"Such an opportunity does exist," Pipes writes. "Obama can give orders for the U.S. military to destroy Iran’s nuclear-weapon capacity."
Pipes is a longtime pro-war hawk who has been particularly vociferous in his calls for a "special scrutiny" of Arab Americans. The liberal blog ThinkProgress notes that Pipes ran a campaign against a New York City public school focused on teaching Arab culture, successfully forcing the school's principal to resign.
Pipes references 9/11's catalyzing impact on voter enthusiasm for former President George W. Bush, and says Obama could get the same boost by starting a new conflict with the Persian state.
"Just as 9/11 caused voters to forget George W. Bush’s meandering early months, a strike on Iranian facilities would dispatch Obama’s feckless first year down the memory hole and transform the domestic political scene," he writes.
"It would sideline health care,' he continues, "prompt Republicans to work with Democrats, make netroots squeal, independents reconsider, and conservatives swoon."

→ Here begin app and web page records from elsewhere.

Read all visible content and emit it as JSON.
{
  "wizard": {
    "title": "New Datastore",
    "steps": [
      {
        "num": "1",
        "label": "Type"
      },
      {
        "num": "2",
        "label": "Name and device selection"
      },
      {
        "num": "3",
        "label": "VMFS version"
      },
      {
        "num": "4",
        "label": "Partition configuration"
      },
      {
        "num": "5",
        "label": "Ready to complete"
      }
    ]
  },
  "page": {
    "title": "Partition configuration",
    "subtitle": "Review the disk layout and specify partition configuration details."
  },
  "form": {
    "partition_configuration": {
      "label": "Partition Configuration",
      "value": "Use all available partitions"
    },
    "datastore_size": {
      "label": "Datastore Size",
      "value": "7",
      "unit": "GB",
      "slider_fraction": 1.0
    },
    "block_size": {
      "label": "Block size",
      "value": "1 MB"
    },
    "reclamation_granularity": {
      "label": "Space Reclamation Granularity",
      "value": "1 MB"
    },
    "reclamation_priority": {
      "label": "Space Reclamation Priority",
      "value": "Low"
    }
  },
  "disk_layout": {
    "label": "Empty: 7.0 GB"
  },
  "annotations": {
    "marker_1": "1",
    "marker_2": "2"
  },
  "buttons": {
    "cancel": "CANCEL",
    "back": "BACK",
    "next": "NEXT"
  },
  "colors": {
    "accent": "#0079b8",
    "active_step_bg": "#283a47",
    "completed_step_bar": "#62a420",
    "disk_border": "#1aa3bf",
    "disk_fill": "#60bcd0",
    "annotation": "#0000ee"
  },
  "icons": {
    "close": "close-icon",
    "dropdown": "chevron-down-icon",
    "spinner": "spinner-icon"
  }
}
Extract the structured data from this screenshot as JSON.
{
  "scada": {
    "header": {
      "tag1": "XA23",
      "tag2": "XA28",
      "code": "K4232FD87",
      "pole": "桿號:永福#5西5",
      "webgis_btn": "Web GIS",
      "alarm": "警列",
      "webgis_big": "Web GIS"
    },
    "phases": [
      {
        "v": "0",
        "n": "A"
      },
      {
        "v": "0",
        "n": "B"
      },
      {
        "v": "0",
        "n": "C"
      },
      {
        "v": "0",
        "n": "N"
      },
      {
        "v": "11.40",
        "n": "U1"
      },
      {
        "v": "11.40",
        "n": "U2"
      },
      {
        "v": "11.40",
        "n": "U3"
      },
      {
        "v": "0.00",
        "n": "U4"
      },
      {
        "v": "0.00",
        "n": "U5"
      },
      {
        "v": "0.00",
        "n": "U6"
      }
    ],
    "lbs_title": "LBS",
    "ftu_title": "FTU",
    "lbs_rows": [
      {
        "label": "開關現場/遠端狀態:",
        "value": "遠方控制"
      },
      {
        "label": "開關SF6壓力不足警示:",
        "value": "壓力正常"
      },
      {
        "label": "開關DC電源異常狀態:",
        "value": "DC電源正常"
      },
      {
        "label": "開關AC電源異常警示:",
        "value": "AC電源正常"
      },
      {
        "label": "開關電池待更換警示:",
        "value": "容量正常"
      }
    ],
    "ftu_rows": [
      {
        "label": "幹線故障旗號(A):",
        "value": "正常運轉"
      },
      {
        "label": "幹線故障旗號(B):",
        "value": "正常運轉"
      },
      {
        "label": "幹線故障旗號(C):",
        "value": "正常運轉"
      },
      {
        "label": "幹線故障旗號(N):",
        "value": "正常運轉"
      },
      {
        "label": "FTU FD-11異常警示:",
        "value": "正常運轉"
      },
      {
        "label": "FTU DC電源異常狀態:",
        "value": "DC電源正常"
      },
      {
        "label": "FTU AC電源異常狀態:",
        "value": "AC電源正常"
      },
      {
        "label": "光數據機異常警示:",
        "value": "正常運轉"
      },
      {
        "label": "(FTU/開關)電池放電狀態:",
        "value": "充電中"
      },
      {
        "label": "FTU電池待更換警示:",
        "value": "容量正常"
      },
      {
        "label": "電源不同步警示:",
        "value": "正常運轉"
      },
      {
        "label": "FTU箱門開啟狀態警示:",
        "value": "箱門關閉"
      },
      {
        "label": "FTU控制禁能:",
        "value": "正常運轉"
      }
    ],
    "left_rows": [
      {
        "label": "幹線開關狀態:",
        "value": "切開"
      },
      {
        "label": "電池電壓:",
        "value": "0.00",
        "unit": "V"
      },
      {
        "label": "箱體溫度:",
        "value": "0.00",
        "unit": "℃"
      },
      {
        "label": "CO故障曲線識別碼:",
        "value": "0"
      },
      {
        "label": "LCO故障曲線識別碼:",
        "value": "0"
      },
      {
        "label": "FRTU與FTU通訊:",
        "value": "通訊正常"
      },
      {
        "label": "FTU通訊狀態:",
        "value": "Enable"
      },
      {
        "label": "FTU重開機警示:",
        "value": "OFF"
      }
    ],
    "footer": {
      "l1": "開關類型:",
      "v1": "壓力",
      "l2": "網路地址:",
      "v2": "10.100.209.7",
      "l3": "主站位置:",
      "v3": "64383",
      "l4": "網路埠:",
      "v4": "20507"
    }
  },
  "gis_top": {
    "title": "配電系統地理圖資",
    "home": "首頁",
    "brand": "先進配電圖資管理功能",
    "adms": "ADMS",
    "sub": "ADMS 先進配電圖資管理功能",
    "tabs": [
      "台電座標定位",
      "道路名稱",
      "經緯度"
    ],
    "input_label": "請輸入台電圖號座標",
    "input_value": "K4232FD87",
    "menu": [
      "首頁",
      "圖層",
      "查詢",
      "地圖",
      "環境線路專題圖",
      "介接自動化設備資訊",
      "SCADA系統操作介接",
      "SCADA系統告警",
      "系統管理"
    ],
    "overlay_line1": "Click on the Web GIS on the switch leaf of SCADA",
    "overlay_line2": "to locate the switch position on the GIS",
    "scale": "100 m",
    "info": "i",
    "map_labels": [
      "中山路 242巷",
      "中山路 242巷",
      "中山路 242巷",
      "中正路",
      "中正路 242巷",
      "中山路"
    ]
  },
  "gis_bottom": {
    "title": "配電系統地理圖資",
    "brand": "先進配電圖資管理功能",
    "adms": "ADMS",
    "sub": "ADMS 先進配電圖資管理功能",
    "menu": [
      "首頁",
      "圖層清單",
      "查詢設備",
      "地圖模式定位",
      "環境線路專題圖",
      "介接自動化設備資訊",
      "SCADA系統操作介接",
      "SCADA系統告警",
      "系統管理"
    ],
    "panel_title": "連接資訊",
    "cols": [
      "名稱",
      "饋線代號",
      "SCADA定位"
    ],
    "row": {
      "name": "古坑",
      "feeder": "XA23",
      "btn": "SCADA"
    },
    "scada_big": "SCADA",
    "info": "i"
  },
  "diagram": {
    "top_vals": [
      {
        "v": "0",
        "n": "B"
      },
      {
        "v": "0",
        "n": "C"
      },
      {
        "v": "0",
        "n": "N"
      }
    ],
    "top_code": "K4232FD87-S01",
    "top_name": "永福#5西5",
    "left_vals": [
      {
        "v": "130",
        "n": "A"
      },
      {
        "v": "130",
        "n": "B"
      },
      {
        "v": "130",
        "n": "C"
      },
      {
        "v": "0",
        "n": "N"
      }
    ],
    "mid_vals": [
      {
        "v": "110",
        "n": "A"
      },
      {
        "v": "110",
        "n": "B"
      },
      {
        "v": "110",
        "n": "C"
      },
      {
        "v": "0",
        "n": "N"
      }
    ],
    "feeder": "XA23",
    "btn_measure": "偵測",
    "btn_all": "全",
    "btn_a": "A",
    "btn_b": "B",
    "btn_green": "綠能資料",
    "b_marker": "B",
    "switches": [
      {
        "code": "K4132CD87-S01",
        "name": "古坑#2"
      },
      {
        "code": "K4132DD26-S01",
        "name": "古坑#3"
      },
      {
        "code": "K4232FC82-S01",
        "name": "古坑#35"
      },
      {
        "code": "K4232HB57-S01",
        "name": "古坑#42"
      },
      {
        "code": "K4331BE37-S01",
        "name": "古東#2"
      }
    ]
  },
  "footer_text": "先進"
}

In response to a growing belief that Iran is developing a nuclear weapons program, the US has stepped up its defense in the Gulf. President Obama recently sent ships and missiles to the Gulf region, a move Iran derided as a "puppet show."
New Yorker journalist Seymour Hersh revealed in 2007 that the Bush administration had a highly developed plan that would involve "surgical [air]strikes" on suspected Iranian nuclear facilities. He wrote that the US was "beefing up intelligence resources within the CIA and shifting its rhetorical campaign in a bid to win support from the American people should the strikes proceed."
The drive toward an Iranian strike was so strong, Hersh later suggested, that Bush and Cheney were willing to go against their own party.
"Cheney and Bush don't give a rats ass about the future of the Republican Party when it comes to this," Hersh told MSNBC.
Pipes' post was first highlighted Tuesday by ThinkProgress.